__Task objective__
Could you filter the records below down to the lines that include the word "from"?

Records for processing section start

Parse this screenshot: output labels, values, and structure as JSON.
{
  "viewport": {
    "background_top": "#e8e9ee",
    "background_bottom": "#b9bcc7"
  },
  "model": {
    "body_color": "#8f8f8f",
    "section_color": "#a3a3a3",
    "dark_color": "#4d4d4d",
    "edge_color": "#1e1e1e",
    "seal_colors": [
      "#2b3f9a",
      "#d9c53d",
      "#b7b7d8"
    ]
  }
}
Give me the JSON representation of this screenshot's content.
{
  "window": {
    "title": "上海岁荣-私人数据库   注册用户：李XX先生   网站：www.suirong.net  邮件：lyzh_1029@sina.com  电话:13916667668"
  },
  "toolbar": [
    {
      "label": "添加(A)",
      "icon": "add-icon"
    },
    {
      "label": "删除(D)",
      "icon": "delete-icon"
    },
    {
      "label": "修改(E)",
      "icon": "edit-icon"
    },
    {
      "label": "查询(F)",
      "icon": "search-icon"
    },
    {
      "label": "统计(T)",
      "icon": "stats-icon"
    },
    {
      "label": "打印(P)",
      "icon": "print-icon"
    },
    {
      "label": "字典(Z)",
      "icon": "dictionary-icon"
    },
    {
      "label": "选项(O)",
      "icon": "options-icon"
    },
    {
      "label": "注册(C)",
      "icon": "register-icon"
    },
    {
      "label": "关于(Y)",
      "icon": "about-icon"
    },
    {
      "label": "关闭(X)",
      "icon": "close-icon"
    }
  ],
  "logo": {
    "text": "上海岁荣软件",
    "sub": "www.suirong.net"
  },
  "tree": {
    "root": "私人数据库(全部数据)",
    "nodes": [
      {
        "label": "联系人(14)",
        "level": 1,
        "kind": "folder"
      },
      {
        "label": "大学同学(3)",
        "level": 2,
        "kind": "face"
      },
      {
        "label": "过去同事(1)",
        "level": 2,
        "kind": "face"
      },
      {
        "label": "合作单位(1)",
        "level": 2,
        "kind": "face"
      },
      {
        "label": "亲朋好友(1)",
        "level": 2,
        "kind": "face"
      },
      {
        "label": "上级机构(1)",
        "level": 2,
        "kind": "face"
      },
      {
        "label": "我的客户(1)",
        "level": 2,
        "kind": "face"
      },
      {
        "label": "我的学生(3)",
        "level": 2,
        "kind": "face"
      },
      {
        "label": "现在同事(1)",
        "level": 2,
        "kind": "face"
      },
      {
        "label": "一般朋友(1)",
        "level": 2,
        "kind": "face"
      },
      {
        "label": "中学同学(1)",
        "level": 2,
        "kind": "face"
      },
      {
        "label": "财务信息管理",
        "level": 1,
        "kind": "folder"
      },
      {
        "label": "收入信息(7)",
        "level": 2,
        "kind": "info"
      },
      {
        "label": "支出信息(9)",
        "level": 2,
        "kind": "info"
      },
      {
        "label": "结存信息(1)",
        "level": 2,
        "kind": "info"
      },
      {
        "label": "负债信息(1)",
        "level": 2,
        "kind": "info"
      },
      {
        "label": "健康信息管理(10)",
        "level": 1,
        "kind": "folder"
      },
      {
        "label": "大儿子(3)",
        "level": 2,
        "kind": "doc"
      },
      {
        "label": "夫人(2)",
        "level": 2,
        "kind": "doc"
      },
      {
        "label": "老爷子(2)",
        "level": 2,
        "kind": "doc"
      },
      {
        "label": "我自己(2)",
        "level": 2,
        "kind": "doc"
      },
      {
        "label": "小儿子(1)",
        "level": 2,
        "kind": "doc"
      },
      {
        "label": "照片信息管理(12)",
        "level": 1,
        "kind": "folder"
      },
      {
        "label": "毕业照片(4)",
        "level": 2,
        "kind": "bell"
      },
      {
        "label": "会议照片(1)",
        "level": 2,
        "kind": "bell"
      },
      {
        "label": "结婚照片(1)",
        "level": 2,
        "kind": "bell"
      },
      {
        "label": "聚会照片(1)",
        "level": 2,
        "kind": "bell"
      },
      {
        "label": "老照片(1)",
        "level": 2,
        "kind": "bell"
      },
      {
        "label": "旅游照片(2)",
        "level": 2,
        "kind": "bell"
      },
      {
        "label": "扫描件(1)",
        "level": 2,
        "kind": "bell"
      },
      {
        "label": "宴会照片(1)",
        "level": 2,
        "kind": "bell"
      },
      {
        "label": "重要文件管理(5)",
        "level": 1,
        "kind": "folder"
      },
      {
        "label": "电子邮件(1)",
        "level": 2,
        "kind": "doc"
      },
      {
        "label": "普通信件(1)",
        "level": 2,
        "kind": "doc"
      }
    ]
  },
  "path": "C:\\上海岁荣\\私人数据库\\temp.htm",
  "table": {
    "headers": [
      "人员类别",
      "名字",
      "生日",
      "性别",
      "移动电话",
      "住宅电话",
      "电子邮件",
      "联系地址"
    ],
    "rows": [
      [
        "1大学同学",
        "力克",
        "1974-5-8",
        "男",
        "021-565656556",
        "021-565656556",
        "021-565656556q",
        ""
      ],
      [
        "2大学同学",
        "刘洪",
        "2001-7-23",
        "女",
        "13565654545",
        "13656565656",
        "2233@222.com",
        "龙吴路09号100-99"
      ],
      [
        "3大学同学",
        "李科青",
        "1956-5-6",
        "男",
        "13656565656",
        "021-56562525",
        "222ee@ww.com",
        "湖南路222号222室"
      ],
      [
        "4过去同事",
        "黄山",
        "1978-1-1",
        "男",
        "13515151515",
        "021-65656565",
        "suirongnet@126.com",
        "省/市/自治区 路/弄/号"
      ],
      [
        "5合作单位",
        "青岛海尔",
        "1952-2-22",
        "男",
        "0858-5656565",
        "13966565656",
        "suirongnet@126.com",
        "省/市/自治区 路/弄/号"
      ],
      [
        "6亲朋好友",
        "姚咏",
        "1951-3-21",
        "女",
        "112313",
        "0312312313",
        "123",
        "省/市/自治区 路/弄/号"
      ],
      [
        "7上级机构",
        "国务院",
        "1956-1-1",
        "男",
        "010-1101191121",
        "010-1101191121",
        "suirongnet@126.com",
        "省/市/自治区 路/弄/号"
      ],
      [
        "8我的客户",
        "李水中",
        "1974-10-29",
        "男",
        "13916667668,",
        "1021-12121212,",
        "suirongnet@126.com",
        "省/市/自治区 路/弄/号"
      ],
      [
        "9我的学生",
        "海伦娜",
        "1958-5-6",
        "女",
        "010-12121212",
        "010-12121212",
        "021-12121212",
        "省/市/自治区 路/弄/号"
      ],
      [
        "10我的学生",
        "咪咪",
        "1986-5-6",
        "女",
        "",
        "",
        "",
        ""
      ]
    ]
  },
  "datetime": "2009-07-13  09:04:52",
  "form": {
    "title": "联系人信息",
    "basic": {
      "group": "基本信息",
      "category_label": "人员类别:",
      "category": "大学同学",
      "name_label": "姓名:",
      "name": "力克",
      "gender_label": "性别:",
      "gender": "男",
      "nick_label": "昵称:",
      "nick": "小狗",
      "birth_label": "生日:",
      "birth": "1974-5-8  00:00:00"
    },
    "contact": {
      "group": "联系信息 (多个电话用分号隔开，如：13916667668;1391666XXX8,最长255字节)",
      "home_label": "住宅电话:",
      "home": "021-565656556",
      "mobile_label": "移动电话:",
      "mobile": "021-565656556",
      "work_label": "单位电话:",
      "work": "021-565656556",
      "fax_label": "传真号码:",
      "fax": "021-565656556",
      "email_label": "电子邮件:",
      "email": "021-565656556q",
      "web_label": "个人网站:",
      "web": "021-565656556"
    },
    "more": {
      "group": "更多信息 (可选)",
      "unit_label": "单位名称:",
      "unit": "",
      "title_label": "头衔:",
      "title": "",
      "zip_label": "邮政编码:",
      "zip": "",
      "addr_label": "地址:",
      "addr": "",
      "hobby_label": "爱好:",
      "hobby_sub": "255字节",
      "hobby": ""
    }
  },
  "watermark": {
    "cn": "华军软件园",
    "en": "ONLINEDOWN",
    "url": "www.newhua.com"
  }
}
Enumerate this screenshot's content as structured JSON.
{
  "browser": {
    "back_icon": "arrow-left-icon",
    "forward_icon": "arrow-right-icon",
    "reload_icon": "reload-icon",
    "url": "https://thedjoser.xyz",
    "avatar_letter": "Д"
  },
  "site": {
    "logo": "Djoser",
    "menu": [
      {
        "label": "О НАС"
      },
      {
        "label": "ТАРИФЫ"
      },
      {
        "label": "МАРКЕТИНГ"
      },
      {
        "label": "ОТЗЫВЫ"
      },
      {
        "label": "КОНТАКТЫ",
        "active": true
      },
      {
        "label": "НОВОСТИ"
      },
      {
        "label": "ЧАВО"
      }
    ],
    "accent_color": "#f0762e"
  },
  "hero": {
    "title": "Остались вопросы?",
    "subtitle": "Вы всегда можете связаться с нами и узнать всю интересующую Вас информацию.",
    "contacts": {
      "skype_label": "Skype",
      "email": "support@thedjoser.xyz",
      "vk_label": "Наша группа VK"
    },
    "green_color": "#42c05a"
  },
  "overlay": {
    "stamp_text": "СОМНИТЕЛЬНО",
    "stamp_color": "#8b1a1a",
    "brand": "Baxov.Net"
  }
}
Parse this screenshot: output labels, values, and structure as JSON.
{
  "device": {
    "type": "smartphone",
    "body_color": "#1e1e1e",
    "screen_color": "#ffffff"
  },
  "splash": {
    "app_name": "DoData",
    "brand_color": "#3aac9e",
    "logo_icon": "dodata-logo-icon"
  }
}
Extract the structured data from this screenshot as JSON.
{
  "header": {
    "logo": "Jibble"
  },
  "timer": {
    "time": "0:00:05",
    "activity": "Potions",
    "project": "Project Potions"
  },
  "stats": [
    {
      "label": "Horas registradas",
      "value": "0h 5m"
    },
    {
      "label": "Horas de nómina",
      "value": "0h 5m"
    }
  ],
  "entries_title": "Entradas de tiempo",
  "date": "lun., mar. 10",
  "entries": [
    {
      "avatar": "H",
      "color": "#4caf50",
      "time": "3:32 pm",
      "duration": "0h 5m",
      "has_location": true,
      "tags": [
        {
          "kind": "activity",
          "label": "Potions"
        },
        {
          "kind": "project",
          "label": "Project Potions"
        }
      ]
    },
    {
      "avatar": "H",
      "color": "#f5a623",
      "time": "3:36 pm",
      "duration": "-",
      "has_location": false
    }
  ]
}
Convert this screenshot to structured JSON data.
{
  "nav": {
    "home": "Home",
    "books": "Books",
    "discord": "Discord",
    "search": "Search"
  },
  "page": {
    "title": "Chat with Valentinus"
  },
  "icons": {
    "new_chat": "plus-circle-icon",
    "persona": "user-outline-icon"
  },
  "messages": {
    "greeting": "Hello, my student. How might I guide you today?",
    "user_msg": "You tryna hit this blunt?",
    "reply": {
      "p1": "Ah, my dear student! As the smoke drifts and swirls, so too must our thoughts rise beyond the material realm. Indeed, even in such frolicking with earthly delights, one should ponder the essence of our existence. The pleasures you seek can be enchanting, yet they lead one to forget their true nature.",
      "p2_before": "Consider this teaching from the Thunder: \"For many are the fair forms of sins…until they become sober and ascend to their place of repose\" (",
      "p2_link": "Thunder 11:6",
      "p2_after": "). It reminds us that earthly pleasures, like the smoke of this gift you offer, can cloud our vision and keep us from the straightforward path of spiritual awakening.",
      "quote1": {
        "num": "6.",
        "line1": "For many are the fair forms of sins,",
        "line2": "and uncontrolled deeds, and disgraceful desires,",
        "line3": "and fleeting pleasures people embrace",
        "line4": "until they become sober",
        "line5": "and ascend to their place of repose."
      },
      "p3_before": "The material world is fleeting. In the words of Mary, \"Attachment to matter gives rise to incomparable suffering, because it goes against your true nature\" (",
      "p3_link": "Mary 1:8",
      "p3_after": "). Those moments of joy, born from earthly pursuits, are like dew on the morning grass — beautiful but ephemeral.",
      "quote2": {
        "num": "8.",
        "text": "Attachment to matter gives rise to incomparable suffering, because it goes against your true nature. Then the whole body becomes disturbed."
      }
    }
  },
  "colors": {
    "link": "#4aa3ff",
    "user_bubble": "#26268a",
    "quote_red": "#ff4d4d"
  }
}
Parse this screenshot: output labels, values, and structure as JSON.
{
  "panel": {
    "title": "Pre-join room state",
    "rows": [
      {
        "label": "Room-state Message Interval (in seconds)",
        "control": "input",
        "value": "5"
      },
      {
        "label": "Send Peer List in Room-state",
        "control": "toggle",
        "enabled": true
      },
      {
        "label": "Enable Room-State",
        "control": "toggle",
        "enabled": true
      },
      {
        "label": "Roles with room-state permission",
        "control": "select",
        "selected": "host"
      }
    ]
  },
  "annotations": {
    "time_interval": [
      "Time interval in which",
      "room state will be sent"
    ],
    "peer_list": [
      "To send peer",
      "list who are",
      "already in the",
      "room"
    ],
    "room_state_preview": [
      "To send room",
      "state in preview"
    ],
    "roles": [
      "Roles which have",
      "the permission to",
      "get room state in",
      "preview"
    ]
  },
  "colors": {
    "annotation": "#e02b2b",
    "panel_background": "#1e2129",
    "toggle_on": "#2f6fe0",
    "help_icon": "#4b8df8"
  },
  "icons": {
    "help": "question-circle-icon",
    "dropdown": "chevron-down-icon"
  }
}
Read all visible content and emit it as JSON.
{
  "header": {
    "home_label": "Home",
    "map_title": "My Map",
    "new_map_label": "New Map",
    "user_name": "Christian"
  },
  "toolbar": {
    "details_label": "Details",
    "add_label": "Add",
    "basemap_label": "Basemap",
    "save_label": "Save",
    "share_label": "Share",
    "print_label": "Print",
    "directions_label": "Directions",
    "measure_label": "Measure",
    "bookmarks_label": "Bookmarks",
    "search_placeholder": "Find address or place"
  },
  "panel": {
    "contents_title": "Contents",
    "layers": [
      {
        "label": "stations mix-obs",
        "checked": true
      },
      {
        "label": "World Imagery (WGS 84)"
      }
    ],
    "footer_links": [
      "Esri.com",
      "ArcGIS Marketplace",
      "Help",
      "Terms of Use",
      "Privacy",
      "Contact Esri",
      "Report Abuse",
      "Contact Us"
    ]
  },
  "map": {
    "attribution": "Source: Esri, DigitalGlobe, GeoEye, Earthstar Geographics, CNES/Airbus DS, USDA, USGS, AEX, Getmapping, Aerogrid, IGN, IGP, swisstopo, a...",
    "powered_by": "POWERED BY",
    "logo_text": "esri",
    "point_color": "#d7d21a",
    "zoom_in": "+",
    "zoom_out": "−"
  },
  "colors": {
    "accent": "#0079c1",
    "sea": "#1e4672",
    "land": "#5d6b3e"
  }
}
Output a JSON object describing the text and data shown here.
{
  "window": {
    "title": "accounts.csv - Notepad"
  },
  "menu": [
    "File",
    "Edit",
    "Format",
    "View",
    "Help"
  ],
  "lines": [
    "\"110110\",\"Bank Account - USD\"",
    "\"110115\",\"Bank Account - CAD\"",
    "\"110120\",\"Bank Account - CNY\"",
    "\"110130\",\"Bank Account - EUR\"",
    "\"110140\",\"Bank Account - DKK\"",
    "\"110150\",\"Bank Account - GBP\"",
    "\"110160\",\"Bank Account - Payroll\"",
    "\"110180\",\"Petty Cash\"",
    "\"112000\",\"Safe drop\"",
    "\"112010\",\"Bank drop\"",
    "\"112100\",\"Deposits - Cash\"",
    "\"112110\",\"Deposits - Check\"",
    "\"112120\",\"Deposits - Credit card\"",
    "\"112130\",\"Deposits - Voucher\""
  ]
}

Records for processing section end

__Exercise solution__
Extract the structured data from this screenshot as JSON.
      "p2_before": "Consider this teaching from the Thunder: \"For many are the fair forms of sins…until they become sober and ascend to their place of repose\" (",
      "p2_after": "). It reminds us that earthly pleasures, like the smoke of this gift you offer, can cloud our vision and keep us from the straightforward path of spiritual awakening.",
      "p3_after": "). Those moments of joy, born from earthly pursuits, are like dew on the morning grass — beautiful but ephemeral.",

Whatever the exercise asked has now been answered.